[Component data from apps and pages]
-.-.-

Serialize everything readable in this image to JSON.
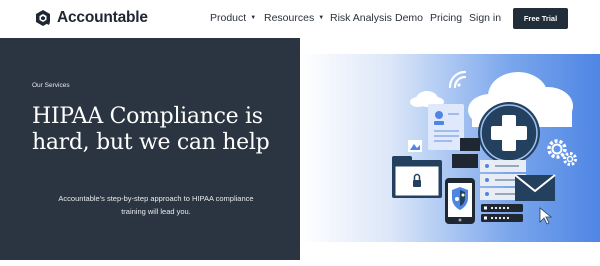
{
  "header": {
    "brand": "Accountable",
    "nav": [
      {
        "label": "Product",
        "has_dropdown": true
      },
      {
        "label": "Resources",
        "has_dropdown": true
      },
      {
        "label": "Risk Analysis",
        "has_dropdown": false
      },
      {
        "label": "Demo",
        "has_dropdown": false
      },
      {
        "label": "Pricing",
        "has_dropdown": false
      },
      {
        "label": "Sign in",
        "has_dropdown": false
      }
    ],
    "cta_label": "Free Trial",
    "caret": "▼"
  },
  "hero": {
    "eyebrow": "Our Services",
    "headline_line1": "HIPAA Compliance is",
    "headline_line2": "hard, but we can help",
    "description_line1": "Accountable's step-by-step approach to HIPAA compliance",
    "description_line2": "training will lead you.",
    "illustration_icons": [
      "cloud-icon",
      "medical-cross-icon",
      "wifi-icon",
      "id-card-icon",
      "folder-icon",
      "lock-icon",
      "shield-icon",
      "phone-icon",
      "envelope-icon",
      "gear-icon",
      "server-icon",
      "password-field-icon",
      "cursor-icon"
    ]
  },
  "colors": {
    "dark_panel": "#2b3541",
    "cta_bg": "#222d3a",
    "accent_blue": "#4f86e4",
    "navy": "#23405f"
  }
}
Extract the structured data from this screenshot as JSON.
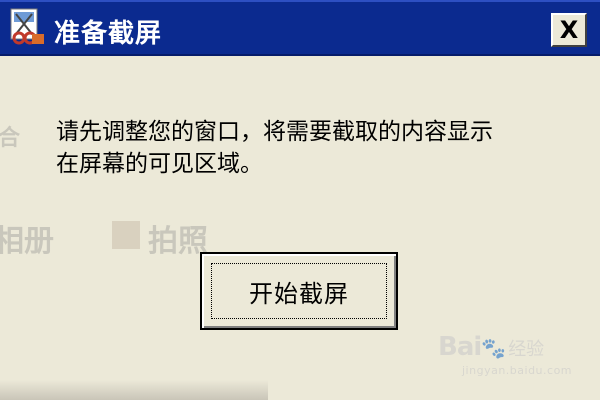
{
  "window": {
    "title": "准备截屏",
    "close_label": "X"
  },
  "dialog": {
    "message_line1": "请先调整您的窗口，将需要截取的内容显示",
    "message_line2": "在屏幕的可见区域。",
    "start_button_label": "开始截屏"
  },
  "background_app": {
    "fragment_1": "合",
    "fragment_2": "相册",
    "fragment_3": "拍照"
  },
  "watermark": {
    "brand": "Bai",
    "name": "经验",
    "url": "jingyan.baidu.com"
  },
  "colors": {
    "titlebar": "#0b2a8f",
    "dialog_bg": "#ece9d8",
    "text": "#000000"
  },
  "icons": {
    "app": "scissors-screenshot-icon",
    "close": "close-icon",
    "watermark": "paw-icon"
  }
}
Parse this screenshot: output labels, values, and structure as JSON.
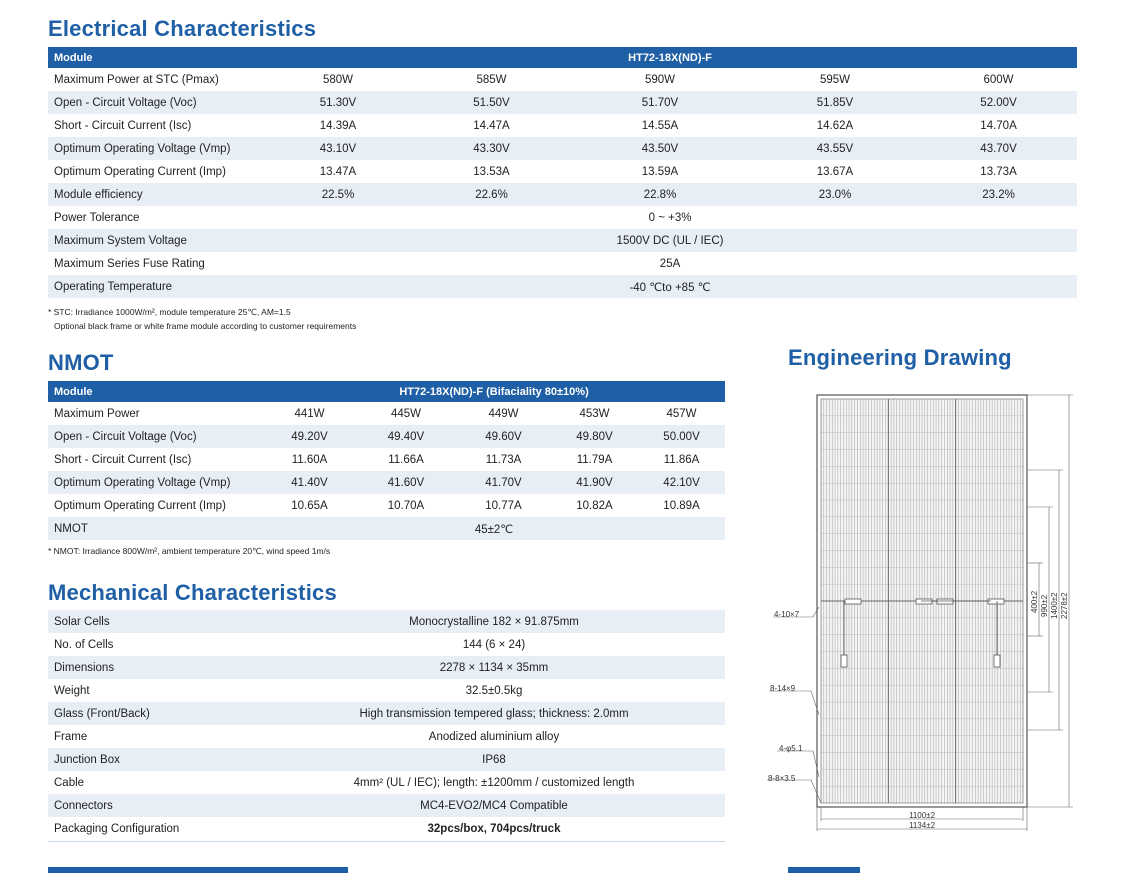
{
  "electrical": {
    "title": "Electrical Characteristics",
    "header": {
      "label": "Module",
      "model": "HT72-18X(ND)-F"
    },
    "rows": [
      {
        "label": "Maximum Power at STC (Pmax)",
        "values": [
          "580W",
          "585W",
          "590W",
          "595W",
          "600W"
        ]
      },
      {
        "label": "Open - Circuit Voltage (Voc)",
        "values": [
          "51.30V",
          "51.50V",
          "51.70V",
          "51.85V",
          "52.00V"
        ]
      },
      {
        "label": "Short - Circuit Current (Isc)",
        "values": [
          "14.39A",
          "14.47A",
          "14.55A",
          "14.62A",
          "14.70A"
        ]
      },
      {
        "label": "Optimum Operating Voltage (Vmp)",
        "values": [
          "43.10V",
          "43.30V",
          "43.50V",
          "43.55V",
          "43.70V"
        ]
      },
      {
        "label": "Optimum Operating Current (Imp)",
        "values": [
          "13.47A",
          "13.53A",
          "13.59A",
          "13.67A",
          "13.73A"
        ]
      },
      {
        "label": "Module efficiency",
        "values": [
          "22.5%",
          "22.6%",
          "22.8%",
          "23.0%",
          "23.2%"
        ]
      }
    ],
    "span_rows": [
      {
        "label": "Power Tolerance",
        "value": "0 ~ +3%"
      },
      {
        "label": "Maximum System Voltage",
        "value": "1500V DC (UL / IEC)"
      },
      {
        "label": "Maximum Series Fuse Rating",
        "value": "25A"
      },
      {
        "label": "Operating Temperature",
        "value": "-40 ℃to +85 ℃"
      }
    ],
    "notes": [
      "* STC: Irradiance 1000W/m², module temperature 25℃, AM=1.5",
      "Optional black frame or white frame module according to customer requirements"
    ]
  },
  "nmot": {
    "title": "NMOT",
    "header": {
      "label": "Module",
      "model": "HT72-18X(ND)-F (Bifaciality 80±10%)"
    },
    "rows": [
      {
        "label": "Maximum Power",
        "values": [
          "441W",
          "445W",
          "449W",
          "453W",
          "457W"
        ]
      },
      {
        "label": "Open - Circuit Voltage (Voc)",
        "values": [
          "49.20V",
          "49.40V",
          "49.60V",
          "49.80V",
          "50.00V"
        ]
      },
      {
        "label": "Short - Circuit Current (Isc)",
        "values": [
          "11.60A",
          "11.66A",
          "11.73A",
          "11.79A",
          "11.86A"
        ]
      },
      {
        "label": "Optimum Operating Voltage (Vmp)",
        "values": [
          "41.40V",
          "41.60V",
          "41.70V",
          "41.90V",
          "42.10V"
        ]
      },
      {
        "label": "Optimum Operating Current (Imp)",
        "values": [
          "10.65A",
          "10.70A",
          "10.77A",
          "10.82A",
          "10.89A"
        ]
      }
    ],
    "span_rows": [
      {
        "label": "NMOT",
        "value": "45±2℃"
      }
    ],
    "notes": [
      "* NMOT: Irradiance 800W/m², ambient temperature 20℃, wind speed 1m/s"
    ]
  },
  "mechanical": {
    "title": "Mechanical Characteristics",
    "rows": [
      {
        "label": "Solar Cells",
        "value": "Monocrystalline 182 × 91.875mm"
      },
      {
        "label": "No. of Cells",
        "value": "144 (6 × 24)"
      },
      {
        "label": "Dimensions",
        "value": "2278 × 1134 × 35mm"
      },
      {
        "label": "Weight",
        "value": "32.5±0.5kg"
      },
      {
        "label": "Glass (Front/Back)",
        "value": "High transmission tempered glass; thickness: 2.0mm"
      },
      {
        "label": "Frame",
        "value": "Anodized aluminium alloy"
      },
      {
        "label": "Junction Box",
        "value": "IP68"
      },
      {
        "label": "Cable",
        "value": "4mm² (UL / IEC); length:  ±1200mm / customized length"
      },
      {
        "label": "Connectors",
        "value": "MC4-EVO2/MC4 Compatible"
      },
      {
        "label": "Packaging Configuration",
        "value": "32pcs/box, 704pcs/truck"
      }
    ]
  },
  "drawing": {
    "title": "Engineering Drawing",
    "labels": {
      "holes_a": "4-10×7",
      "holes_b": "8-14×9",
      "holes_c": "4-φ5.1",
      "holes_d": "8-8×3.5",
      "width_inner": "1100±2",
      "width_outer": "1134±2",
      "dim_400": "400±2",
      "dim_990": "990±2",
      "dim_1400": "1400±2",
      "dim_2278": "2278±2"
    }
  }
}
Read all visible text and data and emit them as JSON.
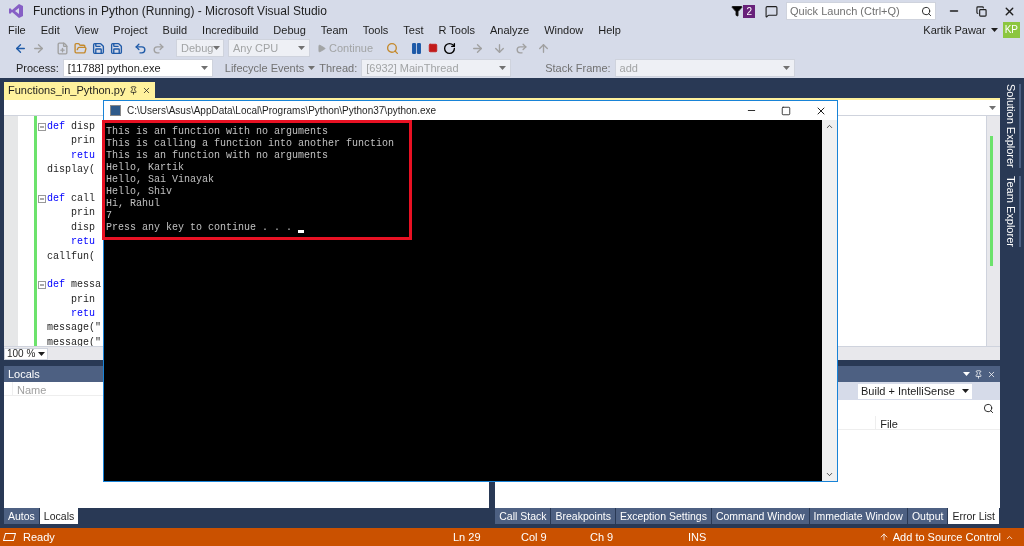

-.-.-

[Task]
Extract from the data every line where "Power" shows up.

[Reply to the task]
        "label": "Maximum Power at STC (Pmax)",
        "label": "Power Tolerance",
        "label": "Maximum Power",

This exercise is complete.